The motto for AGE is "No Airpower Without Ground Power." Their mission is to provide immediate and responsive flightline support to aircraft operations both at home and abroad, and to service and maintain the ground support equipment for the 185th KC-135's. The 185th AGE flight provides equipment such as generators for aircraft power, equipment to heat and cool the aircraft, air compressors, floodlight equipment, and maintenance stands to the maintenance crews working on the planes.

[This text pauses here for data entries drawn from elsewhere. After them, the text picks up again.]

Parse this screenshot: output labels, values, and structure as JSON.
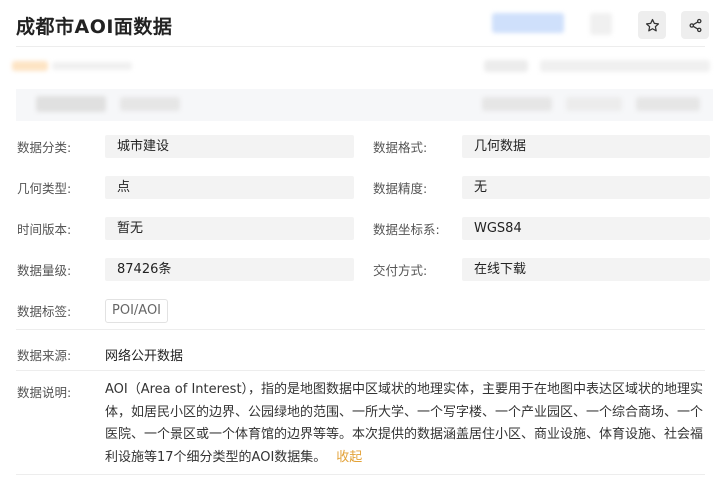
{
  "header": {
    "title": "成都市AOI面数据",
    "star_icon": "star-icon",
    "share_icon": "share-icon"
  },
  "fields": {
    "category": {
      "label": "数据分类:",
      "value": "城市建设"
    },
    "format": {
      "label": "数据格式:",
      "value": "几何数据"
    },
    "geometry": {
      "label": "几何类型:",
      "value": "点"
    },
    "precision": {
      "label": "数据精度:",
      "value": "无"
    },
    "version": {
      "label": "时间版本:",
      "value": "暂无"
    },
    "crs": {
      "label": "数据坐标系:",
      "value": "WGS84"
    },
    "volume": {
      "label": "数据量级:",
      "value": "87426条"
    },
    "delivery": {
      "label": "交付方式:",
      "value": "在线下载"
    },
    "tags": {
      "label": "数据标签:",
      "values": [
        "POI/AOI"
      ]
    },
    "source": {
      "label": "数据来源:",
      "value": "网络公开数据"
    },
    "description": {
      "label": "数据说明:",
      "text": "AOI（Area of Interest），指的是地图数据中区域状的地理实体，主要用于在地图中表达区域状的地理实体，如居民小区的边界、公园绿地的范围、一所大学、一个写字楼、一个产业园区、一个综合商场、一个医院、一个景区或一个体育馆的边界等等。本次提供的数据涵盖居住小区、商业设施、体育设施、社会福利设施等17个细分类型的AOI数据集。",
      "collapse_label": "收起"
    }
  },
  "colors": {
    "accent": "#e3a238",
    "value_bg": "#f3f3f3",
    "strip_bg": "#f6f7f9"
  }
}
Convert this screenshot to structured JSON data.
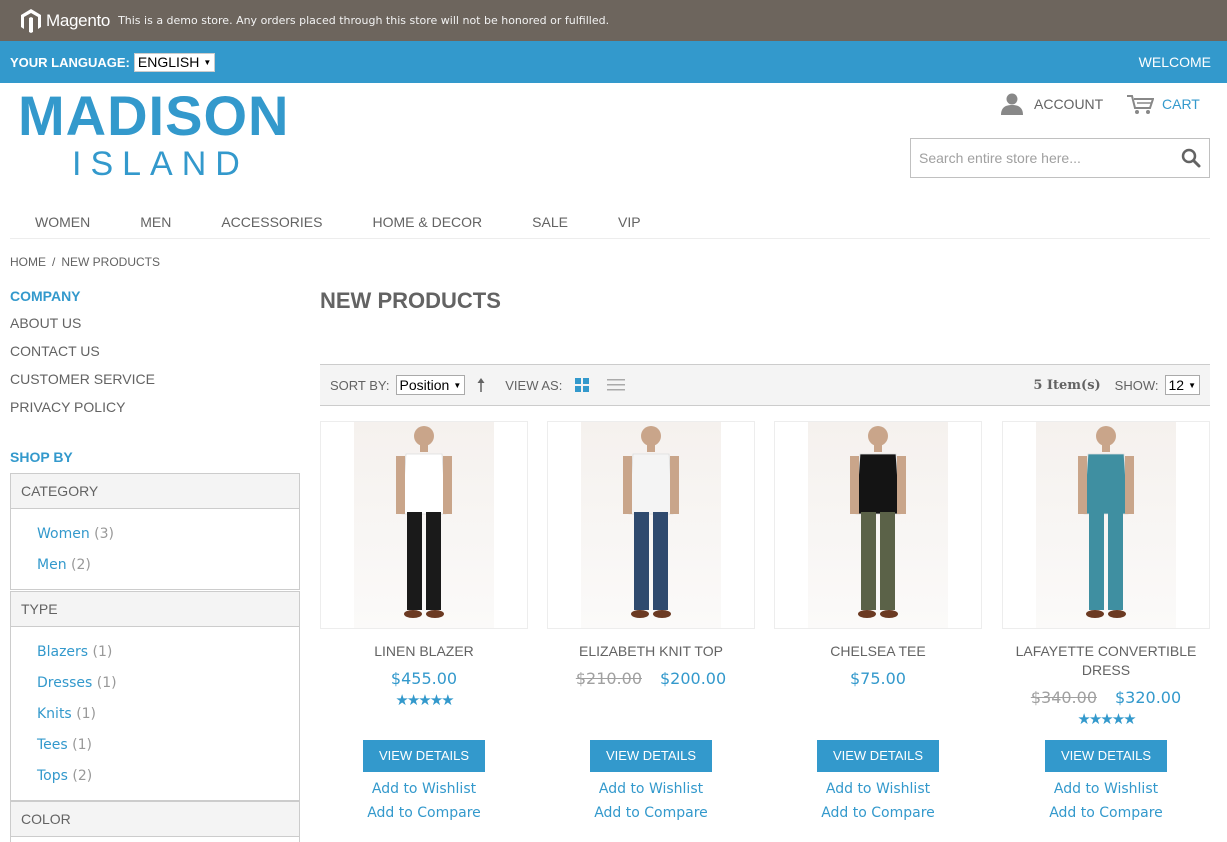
{
  "demo_notice": {
    "brand": "Magento",
    "text": "This is a demo store. Any orders placed through this store will not be honored or fulfilled."
  },
  "language_bar": {
    "label": "YOUR LANGUAGE:",
    "selected": "ENGLISH",
    "welcome": "WELCOME"
  },
  "header": {
    "logo_line1": "MADISON",
    "logo_line2": "ISLAND",
    "account": "ACCOUNT",
    "cart": "CART",
    "search_placeholder": "Search entire store here..."
  },
  "nav": [
    "WOMEN",
    "MEN",
    "ACCESSORIES",
    "HOME & DECOR",
    "SALE",
    "VIP"
  ],
  "breadcrumb": {
    "home": "HOME",
    "separator": "/",
    "current": "NEW PRODUCTS"
  },
  "sidebar": {
    "company_heading": "COMPANY",
    "company_links": [
      "ABOUT US",
      "CONTACT US",
      "CUSTOMER SERVICE",
      "PRIVACY POLICY"
    ],
    "shop_by_heading": "SHOP BY",
    "filters": [
      {
        "title": "CATEGORY",
        "options": [
          {
            "label": "Women",
            "count": "(3)"
          },
          {
            "label": "Men",
            "count": "(2)"
          }
        ]
      },
      {
        "title": "TYPE",
        "options": [
          {
            "label": "Blazers",
            "count": "(1)"
          },
          {
            "label": "Dresses",
            "count": "(1)"
          },
          {
            "label": "Knits",
            "count": "(1)"
          },
          {
            "label": "Tees",
            "count": "(1)"
          },
          {
            "label": "Tops",
            "count": "(2)"
          }
        ]
      },
      {
        "title": "COLOR",
        "options": []
      }
    ]
  },
  "main": {
    "title": "NEW PRODUCTS",
    "toolbar": {
      "sort_label": "SORT BY:",
      "sort_value": "Position",
      "view_label": "VIEW AS:",
      "items": "5 Item(s)",
      "show_label": "SHOW:",
      "show_value": "12"
    }
  },
  "products": [
    {
      "name": "LINEN BLAZER",
      "old_price": "",
      "price": "$455.00",
      "stars": "★★★★★",
      "button": "VIEW DETAILS",
      "wishlist": "Add to Wishlist",
      "compare": "Add to Compare",
      "colors": {
        "top": "#ffffff",
        "bottom": "#1a1a1a"
      }
    },
    {
      "name": "ELIZABETH KNIT TOP",
      "old_price": "$210.00",
      "price": "$200.00",
      "stars": "",
      "button": "VIEW DETAILS",
      "wishlist": "Add to Wishlist",
      "compare": "Add to Compare",
      "colors": {
        "top": "#f4f4f4",
        "bottom": "#2f4a6e"
      }
    },
    {
      "name": "CHELSEA TEE",
      "old_price": "",
      "price": "$75.00",
      "stars": "",
      "button": "VIEW DETAILS",
      "wishlist": "Add to Wishlist",
      "compare": "Add to Compare",
      "colors": {
        "top": "#141414",
        "bottom": "#5b6248"
      }
    },
    {
      "name": "LAFAYETTE CONVERTIBLE DRESS",
      "old_price": "$340.00",
      "price": "$320.00",
      "stars": "★★★★★",
      "button": "VIEW DETAILS",
      "wishlist": "Add to Wishlist",
      "compare": "Add to Compare",
      "colors": {
        "top": "#3f8fa1",
        "bottom": "#3f8fa1"
      }
    }
  ],
  "colors": {
    "accent": "#3399cc",
    "demo_bar": "#6d655d",
    "text": "#636363"
  }
}
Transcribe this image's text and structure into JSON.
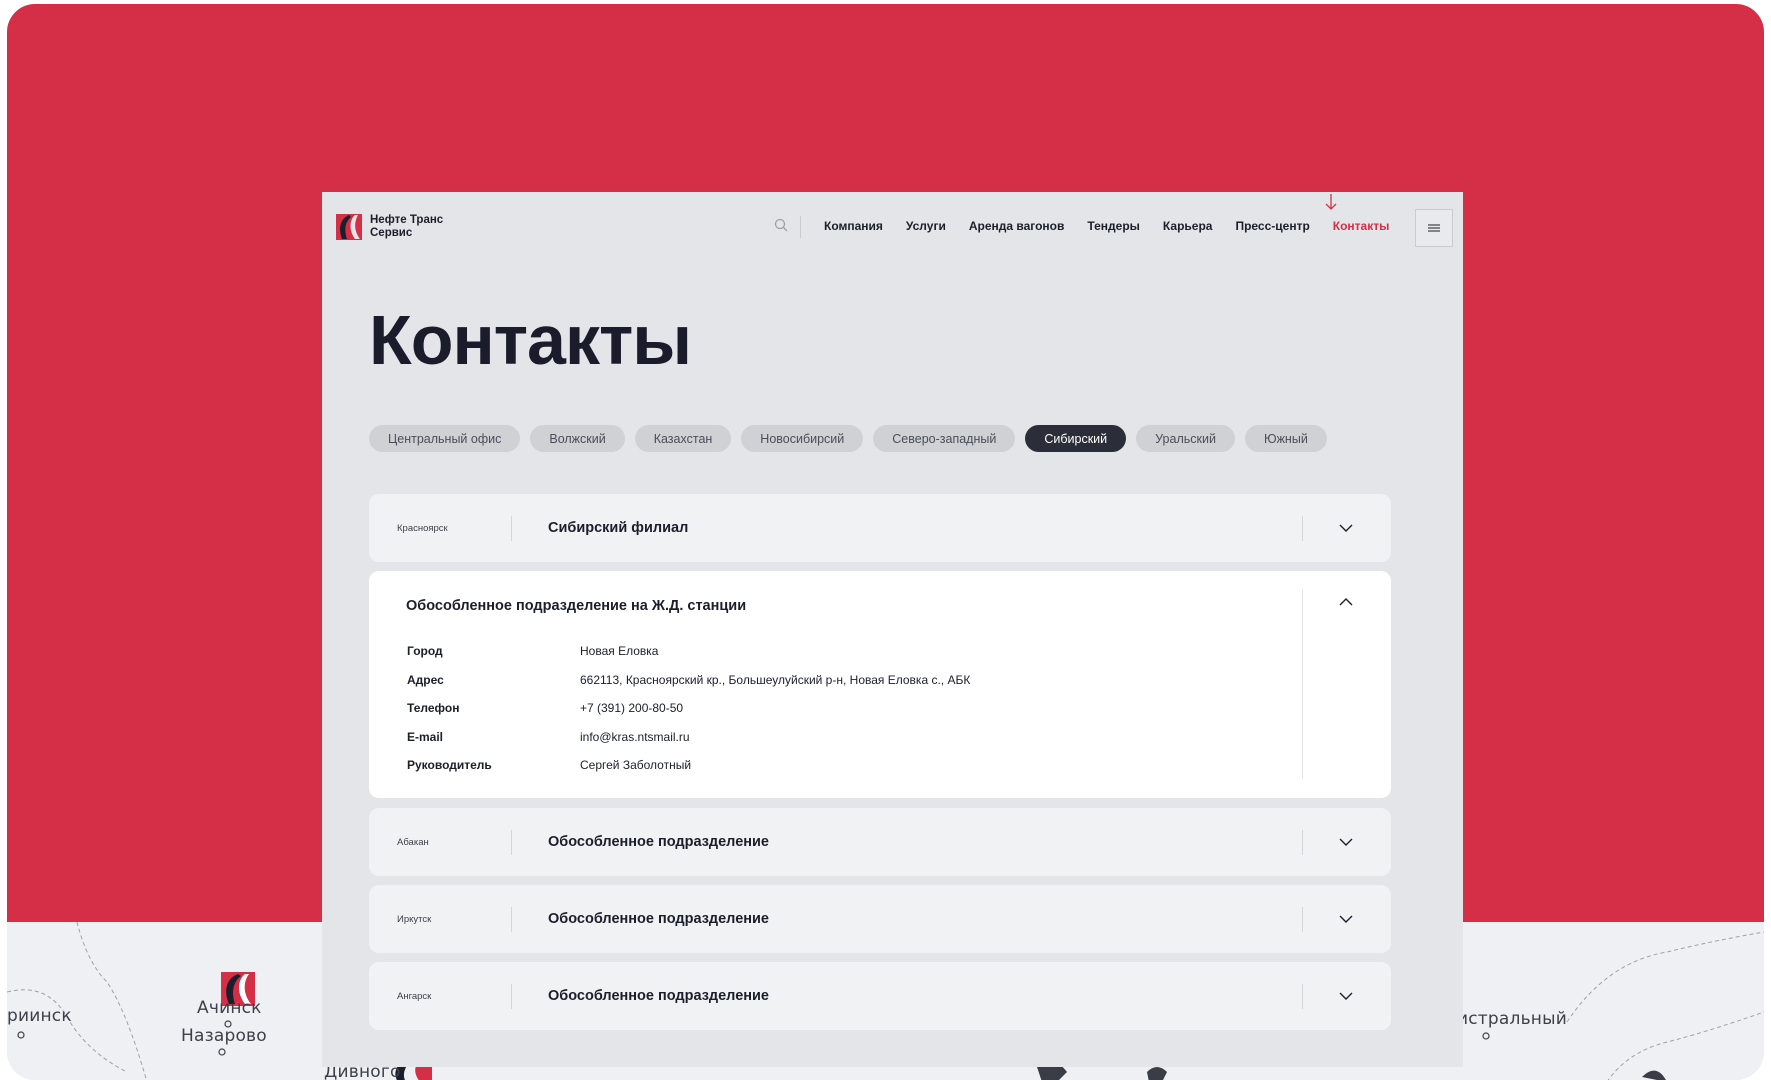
{
  "header": {
    "logo_text": "Нефте Транс Сервис",
    "nav": [
      {
        "label": "Компания",
        "active": false
      },
      {
        "label": "Услуги",
        "active": false
      },
      {
        "label": "Аренда вагонов",
        "active": false
      },
      {
        "label": "Тендеры",
        "active": false
      },
      {
        "label": "Карьера",
        "active": false
      },
      {
        "label": "Пресс-центр",
        "active": false
      },
      {
        "label": "Контакты",
        "active": true
      }
    ],
    "icons": [
      "logo-icon",
      "search-icon",
      "arrow-down-icon",
      "menu-icon"
    ]
  },
  "page_title": "Контакты",
  "tabs": [
    {
      "label": "Центральный офис",
      "active": false
    },
    {
      "label": "Волжский",
      "active": false
    },
    {
      "label": "Казахстан",
      "active": false
    },
    {
      "label": "Новосибирсий",
      "active": false
    },
    {
      "label": "Северо-западный",
      "active": false
    },
    {
      "label": "Сибирский",
      "active": true
    },
    {
      "label": "Уральский",
      "active": false
    },
    {
      "label": "Южный",
      "active": false
    }
  ],
  "branches": [
    {
      "city": "Красноярск",
      "name": "Сибирский филиал",
      "expanded": false
    },
    {
      "city": "",
      "name": "Обособленное подразделение на Ж.Д. станции",
      "expanded": true
    },
    {
      "city": "Абакан",
      "name": "Обособленное подразделение",
      "expanded": false
    },
    {
      "city": "Иркутск",
      "name": "Обособленное подразделение",
      "expanded": false
    },
    {
      "city": "Ангарск",
      "name": "Обособленное подразделение",
      "expanded": false
    }
  ],
  "details": {
    "rows": [
      {
        "label": "Город",
        "value": "Новая Еловка"
      },
      {
        "label": "Адрес",
        "value": "662113, Красноярский кр., Большеулуйский р-н, Новая Еловка с., АБК"
      },
      {
        "label": "Телефон",
        "value": "+7 (391) 200-80-50"
      },
      {
        "label": "E-mail",
        "value": "info@kras.ntsmail.ru"
      },
      {
        "label": "Руководитель",
        "value": "Сергей Заболотный"
      }
    ]
  },
  "map": {
    "labels": [
      "риинск",
      "Ачинск",
      "Назарово",
      "Дивного",
      "истральный"
    ]
  },
  "colors": {
    "brand_red": "#d42f46",
    "dark": "#2b2e39",
    "page_bg": "#e3e5e8"
  }
}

AGE personnel also perform periodic inspections on both powered and non-powered types of equipment as well as operational checks and maintenance. Some of the equipment they oversee, such as the hydraulic test stand, enables the aircraft crew chiefs to work on the aircraft without having to power the plane up.

According to Clark, at the hub of the daily activities is the GO-81 computer maintenance tracking system. This computer system keeps track of the inspections needed for each of the nearly 170 pieces of equipment used by AGE personnel, tracks the historical maintenance on each piece of equipment, and lends technical support on how to fix faulty equipment. Whether it's powered or non-powered, the equipment they provide is essential to performing aircraft maintenance. "The ability to maintain the aircraft is essential to the mission and AGE provides and repairs equipment daily to make that happen," said Tech. Sgt. Steve Kanaly, 18-year veteran of the 185th AGE shop from Yankton, SD.

The pilots fly the aircraft, the crew chiefs keep them serviced, but the AGE crew enables it all to happen. "Our purpose is to provide the aircraft with power and equipment so the maintenance folks can accomplish their mission," said Senior Airman Josh Holbrook from Dunlap, Iowa and who also works at Tyson Foods in Denison, Iowa as a maintenance worker. AGE technicians are some of the most diversified and well-trained "Jack of all Trades" mechanics in the Air Force. The AGE technician must stay proficient on a variety of systems; everything from hydraulics, pneumatics, air conditioning and heating systems, to diesel and turbine-powered generators. A fully qualified AGE mechanic is trained to troubleshoot, tear down, and rebuild any system at a moment's notice - from the simplest engine assemblies to the most complex generators. AGE technicians do everything on the equipment from simple oil checks to complete equipment engine teardown and rebuild.

AGE technicians and their equipment go wherever air power is needed, and the training they get working on equipment at their home station during the drill weekend allows each of the AGE technicians go anywhere in the world to perform their duties. "When we went to Guam we did the same thing there as we would do here at the 185th, but it was nice to see the beaches and enjoy Senior Airman Jesse Prichard from the AGE the nice weather in Guam," said Holbrook.